As you may know, some grizzlies spent much of June mating. Well, the products of those matings are finally about to take hold. The gestation period in bears is approximately 235 days, though it is a somewhat atypical 235 days, at least by human standards. A grizzly female exhibits what is called “delayed implantation”, which means that while she may have successfully conceived more than once during her springtime copulations, the fertilized blastocysts (eggs) float freely in her uterus until this time of year. In the late autumn, as long as she has put on sufficient weight to support the pregnancy, one or more of these embryos will implant into her uterine wall. If she is in good condition, 2, 3 or even 4 of the embryos will implant. If she is in poor condition, none of the embryos will implant, ensuring that she will have sole claim to all of her resources, and thus have a better chance of surviving the long winter ahead. Essentially it is a safety valve protecting the female.

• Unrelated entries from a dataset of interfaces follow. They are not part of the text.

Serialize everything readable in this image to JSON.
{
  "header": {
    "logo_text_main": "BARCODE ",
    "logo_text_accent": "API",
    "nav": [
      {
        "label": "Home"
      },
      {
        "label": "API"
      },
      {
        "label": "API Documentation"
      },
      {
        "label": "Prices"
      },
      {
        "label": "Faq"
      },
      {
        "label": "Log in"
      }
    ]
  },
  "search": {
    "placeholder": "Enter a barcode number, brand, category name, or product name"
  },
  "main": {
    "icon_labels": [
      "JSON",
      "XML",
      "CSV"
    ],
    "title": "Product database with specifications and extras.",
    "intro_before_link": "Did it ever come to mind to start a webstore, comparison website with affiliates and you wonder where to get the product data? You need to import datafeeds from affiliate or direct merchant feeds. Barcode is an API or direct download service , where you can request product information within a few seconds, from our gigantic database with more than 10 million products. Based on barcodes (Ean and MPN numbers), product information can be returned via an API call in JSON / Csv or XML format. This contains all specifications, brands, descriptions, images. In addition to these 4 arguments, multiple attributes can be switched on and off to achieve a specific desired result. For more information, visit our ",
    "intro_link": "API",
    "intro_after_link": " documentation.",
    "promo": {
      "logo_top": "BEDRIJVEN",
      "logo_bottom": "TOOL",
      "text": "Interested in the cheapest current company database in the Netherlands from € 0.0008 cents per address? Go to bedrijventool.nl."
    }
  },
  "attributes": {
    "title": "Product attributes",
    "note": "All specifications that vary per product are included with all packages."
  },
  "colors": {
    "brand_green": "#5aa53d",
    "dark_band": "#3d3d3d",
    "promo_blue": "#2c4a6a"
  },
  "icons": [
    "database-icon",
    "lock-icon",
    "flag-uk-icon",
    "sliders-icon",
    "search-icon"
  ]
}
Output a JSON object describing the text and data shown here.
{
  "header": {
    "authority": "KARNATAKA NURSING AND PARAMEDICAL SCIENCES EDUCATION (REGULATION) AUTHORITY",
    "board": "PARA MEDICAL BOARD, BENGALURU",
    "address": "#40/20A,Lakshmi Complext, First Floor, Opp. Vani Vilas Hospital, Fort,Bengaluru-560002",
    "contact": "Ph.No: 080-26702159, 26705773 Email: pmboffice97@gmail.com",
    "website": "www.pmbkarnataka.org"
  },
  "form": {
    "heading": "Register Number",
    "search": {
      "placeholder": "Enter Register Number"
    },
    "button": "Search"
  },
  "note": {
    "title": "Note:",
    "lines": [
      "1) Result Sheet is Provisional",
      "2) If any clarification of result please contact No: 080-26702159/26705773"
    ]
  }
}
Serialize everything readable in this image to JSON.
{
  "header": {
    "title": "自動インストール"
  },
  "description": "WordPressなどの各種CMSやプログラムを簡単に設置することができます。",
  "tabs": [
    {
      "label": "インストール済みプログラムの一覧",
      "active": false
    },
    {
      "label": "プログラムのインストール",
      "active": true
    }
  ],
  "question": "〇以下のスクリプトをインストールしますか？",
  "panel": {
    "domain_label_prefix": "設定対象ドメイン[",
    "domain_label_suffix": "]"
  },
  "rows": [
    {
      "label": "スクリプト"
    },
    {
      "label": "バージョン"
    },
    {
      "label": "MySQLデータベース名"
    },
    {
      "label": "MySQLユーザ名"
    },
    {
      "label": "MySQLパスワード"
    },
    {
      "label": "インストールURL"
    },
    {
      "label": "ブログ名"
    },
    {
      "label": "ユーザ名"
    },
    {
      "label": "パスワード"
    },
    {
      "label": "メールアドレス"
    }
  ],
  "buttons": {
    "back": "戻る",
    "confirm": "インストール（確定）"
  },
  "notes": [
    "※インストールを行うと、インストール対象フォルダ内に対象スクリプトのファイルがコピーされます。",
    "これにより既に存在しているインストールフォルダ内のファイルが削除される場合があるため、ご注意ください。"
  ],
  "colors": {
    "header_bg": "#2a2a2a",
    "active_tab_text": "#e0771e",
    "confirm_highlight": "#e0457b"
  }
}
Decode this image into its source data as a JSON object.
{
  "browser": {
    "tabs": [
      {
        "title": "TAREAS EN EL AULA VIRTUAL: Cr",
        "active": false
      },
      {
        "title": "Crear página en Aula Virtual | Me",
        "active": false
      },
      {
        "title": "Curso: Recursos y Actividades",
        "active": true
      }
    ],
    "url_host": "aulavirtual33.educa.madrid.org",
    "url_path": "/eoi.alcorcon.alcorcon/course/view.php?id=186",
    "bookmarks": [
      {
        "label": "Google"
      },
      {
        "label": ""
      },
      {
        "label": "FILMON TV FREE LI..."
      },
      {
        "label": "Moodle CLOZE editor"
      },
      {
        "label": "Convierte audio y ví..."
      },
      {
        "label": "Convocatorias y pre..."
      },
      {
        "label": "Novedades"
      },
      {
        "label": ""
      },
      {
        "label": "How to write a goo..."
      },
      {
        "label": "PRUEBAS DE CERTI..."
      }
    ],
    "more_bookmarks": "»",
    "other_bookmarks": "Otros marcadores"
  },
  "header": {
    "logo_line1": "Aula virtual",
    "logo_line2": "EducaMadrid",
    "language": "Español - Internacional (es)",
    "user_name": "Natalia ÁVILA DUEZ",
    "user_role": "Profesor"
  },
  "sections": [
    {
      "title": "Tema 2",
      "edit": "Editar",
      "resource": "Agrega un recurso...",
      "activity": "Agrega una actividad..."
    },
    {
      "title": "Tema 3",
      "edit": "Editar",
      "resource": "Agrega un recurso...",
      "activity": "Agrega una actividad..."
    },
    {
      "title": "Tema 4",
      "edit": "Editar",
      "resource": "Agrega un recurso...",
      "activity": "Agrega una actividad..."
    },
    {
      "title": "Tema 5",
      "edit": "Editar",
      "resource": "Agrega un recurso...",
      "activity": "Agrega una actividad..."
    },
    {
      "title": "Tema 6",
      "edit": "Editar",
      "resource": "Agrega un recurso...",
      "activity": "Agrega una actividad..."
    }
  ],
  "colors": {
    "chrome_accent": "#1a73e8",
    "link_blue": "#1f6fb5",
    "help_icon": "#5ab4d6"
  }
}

If indeed she does conceive, her cubs will be born sometime around the end of January while she is in the depths of her winter sleep. So the embryos actually only undergo growth and development for about 2 months, a very short pregnancy.
Check back next month for another interesting wildlife fact.